Segment Start: Exercise inputs

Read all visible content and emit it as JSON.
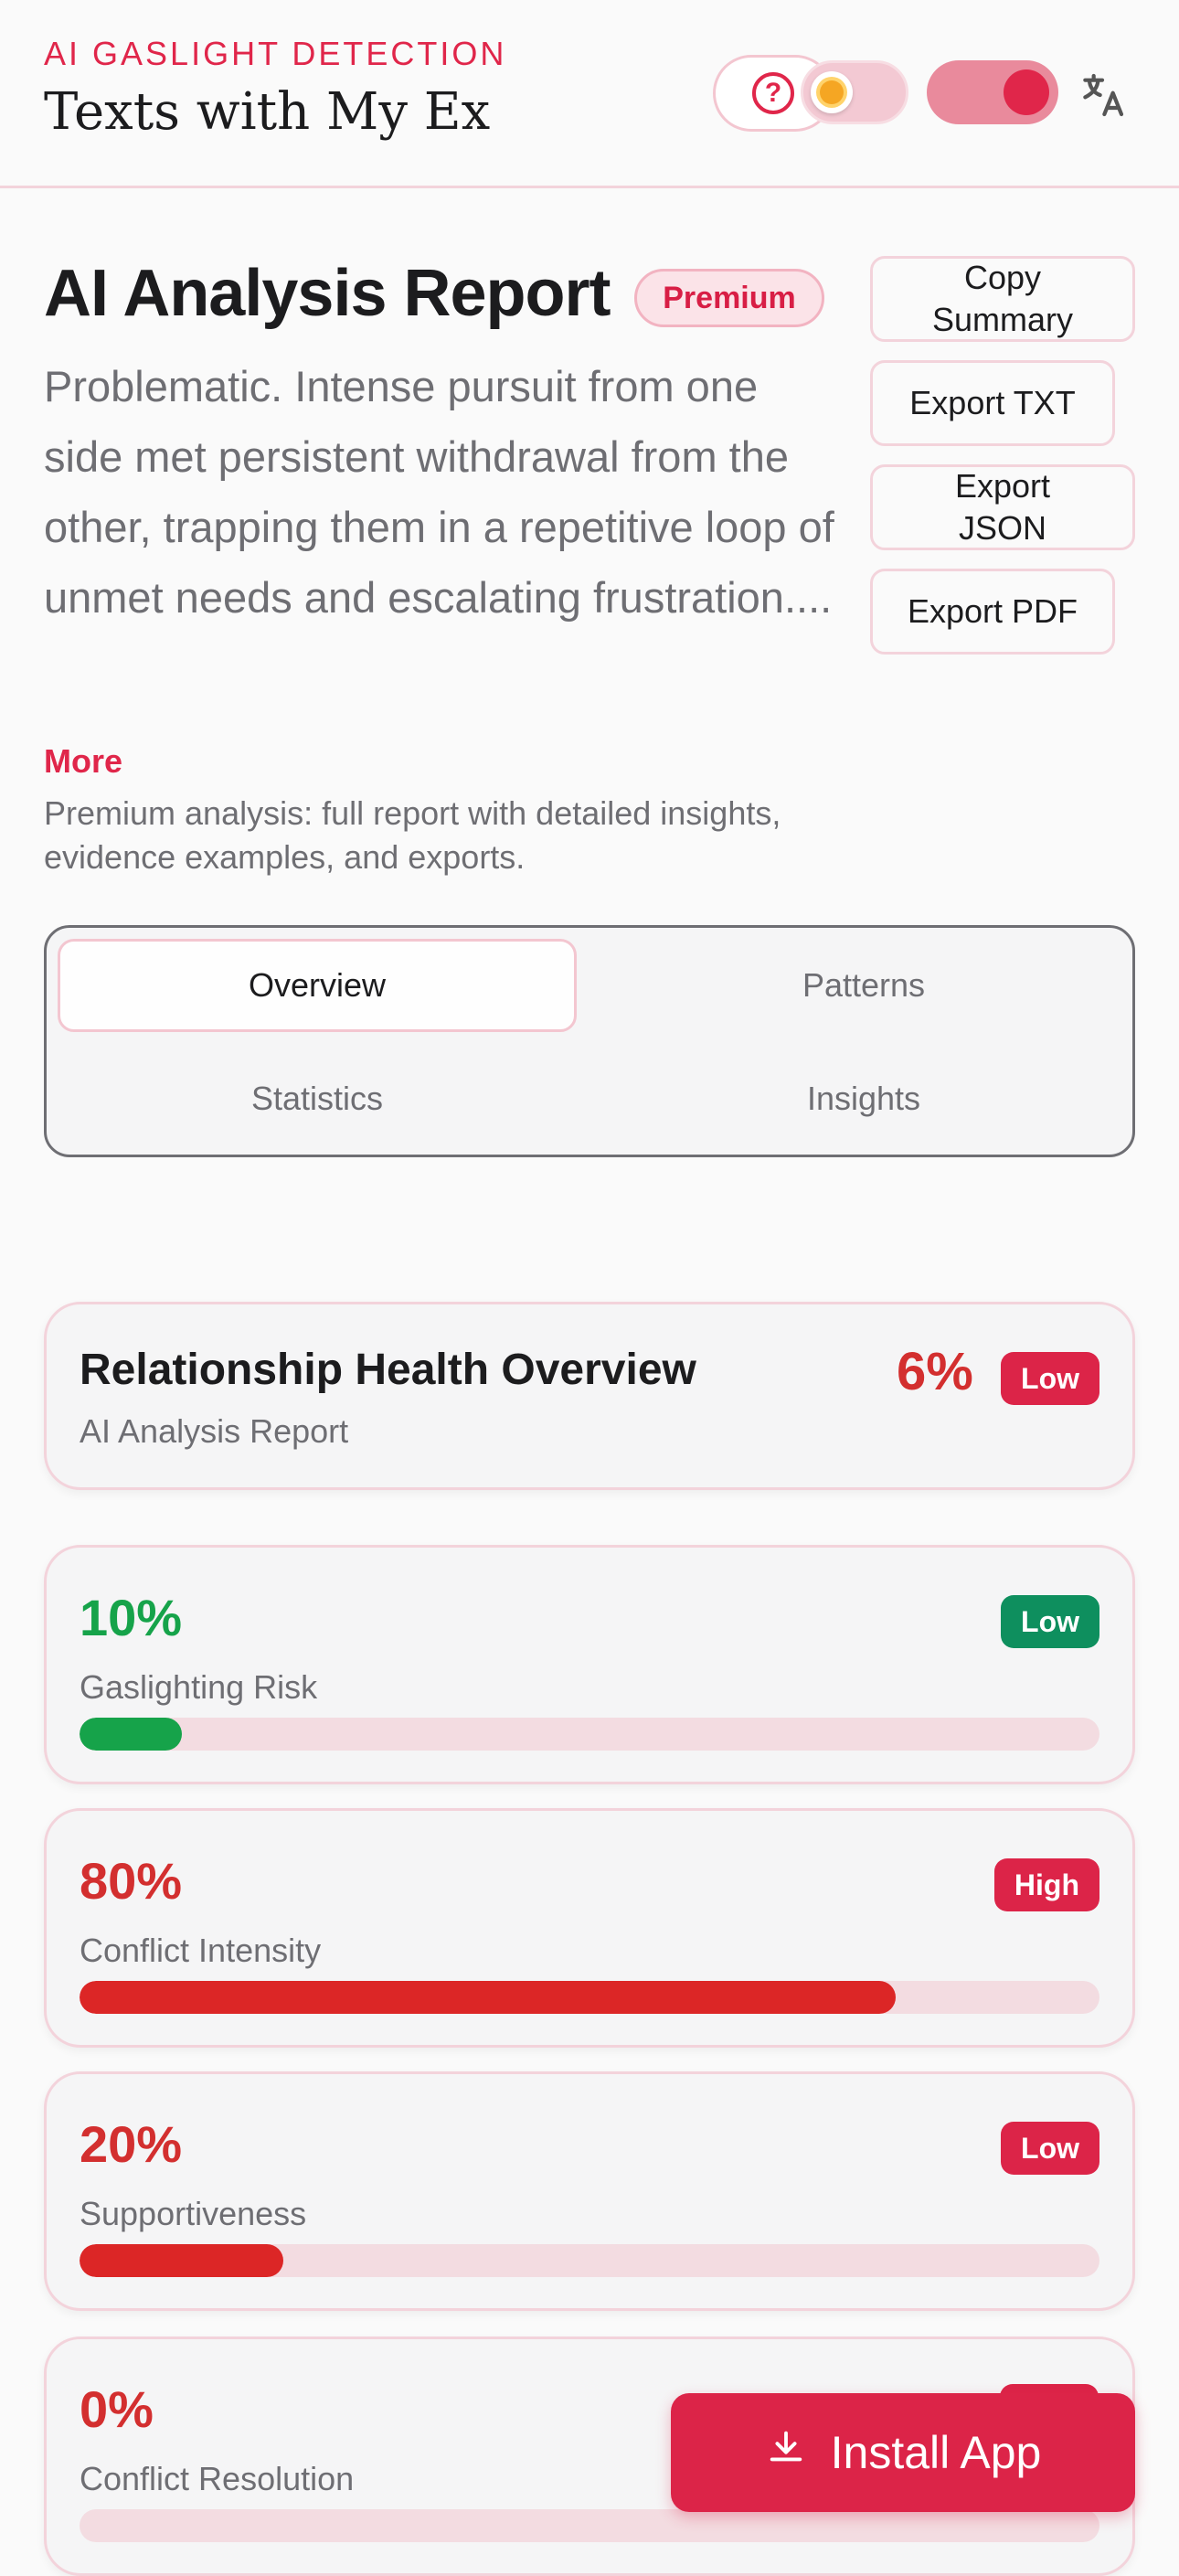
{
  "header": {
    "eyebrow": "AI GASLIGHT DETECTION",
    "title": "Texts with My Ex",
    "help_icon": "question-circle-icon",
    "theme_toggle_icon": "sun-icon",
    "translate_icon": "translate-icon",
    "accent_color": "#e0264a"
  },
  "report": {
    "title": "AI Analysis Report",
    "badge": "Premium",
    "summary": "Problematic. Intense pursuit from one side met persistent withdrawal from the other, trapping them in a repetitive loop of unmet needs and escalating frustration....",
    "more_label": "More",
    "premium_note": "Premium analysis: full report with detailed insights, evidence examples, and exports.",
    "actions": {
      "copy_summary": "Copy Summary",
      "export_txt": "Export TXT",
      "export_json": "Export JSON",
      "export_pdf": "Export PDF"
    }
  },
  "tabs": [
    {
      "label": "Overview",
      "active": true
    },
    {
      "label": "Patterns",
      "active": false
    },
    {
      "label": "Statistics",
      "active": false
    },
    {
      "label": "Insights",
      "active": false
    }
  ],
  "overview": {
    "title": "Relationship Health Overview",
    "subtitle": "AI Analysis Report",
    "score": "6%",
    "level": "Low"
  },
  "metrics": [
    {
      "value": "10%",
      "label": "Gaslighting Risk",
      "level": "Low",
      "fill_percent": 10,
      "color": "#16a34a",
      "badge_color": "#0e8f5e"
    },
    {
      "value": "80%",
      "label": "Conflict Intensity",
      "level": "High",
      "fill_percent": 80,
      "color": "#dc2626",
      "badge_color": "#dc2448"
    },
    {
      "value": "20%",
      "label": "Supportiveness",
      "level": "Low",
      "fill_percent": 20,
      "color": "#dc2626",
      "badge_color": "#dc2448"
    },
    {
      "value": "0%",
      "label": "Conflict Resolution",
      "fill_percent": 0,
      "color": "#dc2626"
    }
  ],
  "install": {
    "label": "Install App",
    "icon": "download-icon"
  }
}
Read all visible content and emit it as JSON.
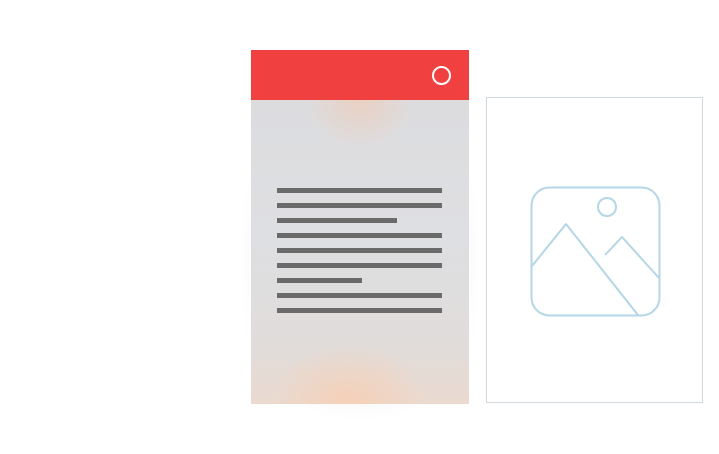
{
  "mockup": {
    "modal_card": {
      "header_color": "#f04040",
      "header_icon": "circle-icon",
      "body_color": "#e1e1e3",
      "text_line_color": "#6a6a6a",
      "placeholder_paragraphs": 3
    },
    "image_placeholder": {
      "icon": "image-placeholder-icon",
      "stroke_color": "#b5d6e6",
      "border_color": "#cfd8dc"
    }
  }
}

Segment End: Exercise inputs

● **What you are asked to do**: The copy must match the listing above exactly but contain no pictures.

● **Answer for this exercise**:
Read all visible content and emit it as JSON.
{
  "header": {
    "eyebrow": "AI GASLIGHT DETECTION",
    "title": "Texts with My Ex",
    "help_icon": "question-circle-icon",
    "theme_toggle_icon": "sun-icon",
    "translate_icon": "translate-icon",
    "accent_color": "#e0264a"
  },
  "report": {
    "title": "AI Analysis Report",
    "badge": "Premium",
    "summary": "Problematic. Intense pursuit from one side met persistent withdrawal from the other, trapping them in a repetitive loop of unmet needs and escalating frustration....",
    "more_label": "More",
    "premium_note": "Premium analysis: full report with detailed insights, evidence examples, and exports.",
    "actions": {
      "copy_summary": "Copy Summary",
      "export_txt": "Export TXT",
      "export_json": "Export JSON",
      "export_pdf": "Export PDF"
    }
  },
  "tabs": [
    {
      "label": "Overview",
      "active": true
    },
    {
      "label": "Patterns",
      "active": false
    },
    {
      "label": "Statistics",
      "active": false
    },
    {
      "label": "Insights",
      "active": false
    }
  ],
  "overview": {
    "title": "Relationship Health Overview",
    "subtitle": "AI Analysis Report",
    "score": "6%",
    "level": "Low"
  },
  "metrics": [
    {
      "value": "10%",
      "label": "Gaslighting Risk",
      "level": "Low",
      "fill_percent": 10,
      "color": "#16a34a",
      "badge_color": "#0e8f5e"
    },
    {
      "value": "80%",
      "label": "Conflict Intensity",
      "level": "High",
      "fill_percent": 80,
      "color": "#dc2626",
      "badge_color": "#dc2448"
    },
    {
      "value": "20%",
      "label": "Supportiveness",
      "level": "Low",
      "fill_percent": 20,
      "color": "#dc2626",
      "badge_color": "#dc2448"
    },
    {
      "value": "0%",
      "label": "Conflict Resolution",
      "fill_percent": 0,
      "color": "#dc2626"
    }
  ],
  "install": {
    "label": "Install App",
    "icon": "download-icon"
  }
}
Read all visible content and emit it as JSON.
{
  "mockup": {
    "modal_card": {
      "header_color": "#f04040",
      "header_icon": "circle-icon",
      "body_color": "#e1e1e3",
      "text_line_color": "#6a6a6a",
      "placeholder_paragraphs": 3
    },
    "image_placeholder": {
      "icon": "image-placeholder-icon",
      "stroke_color": "#b5d6e6",
      "border_color": "#cfd8dc"
    }
  }
}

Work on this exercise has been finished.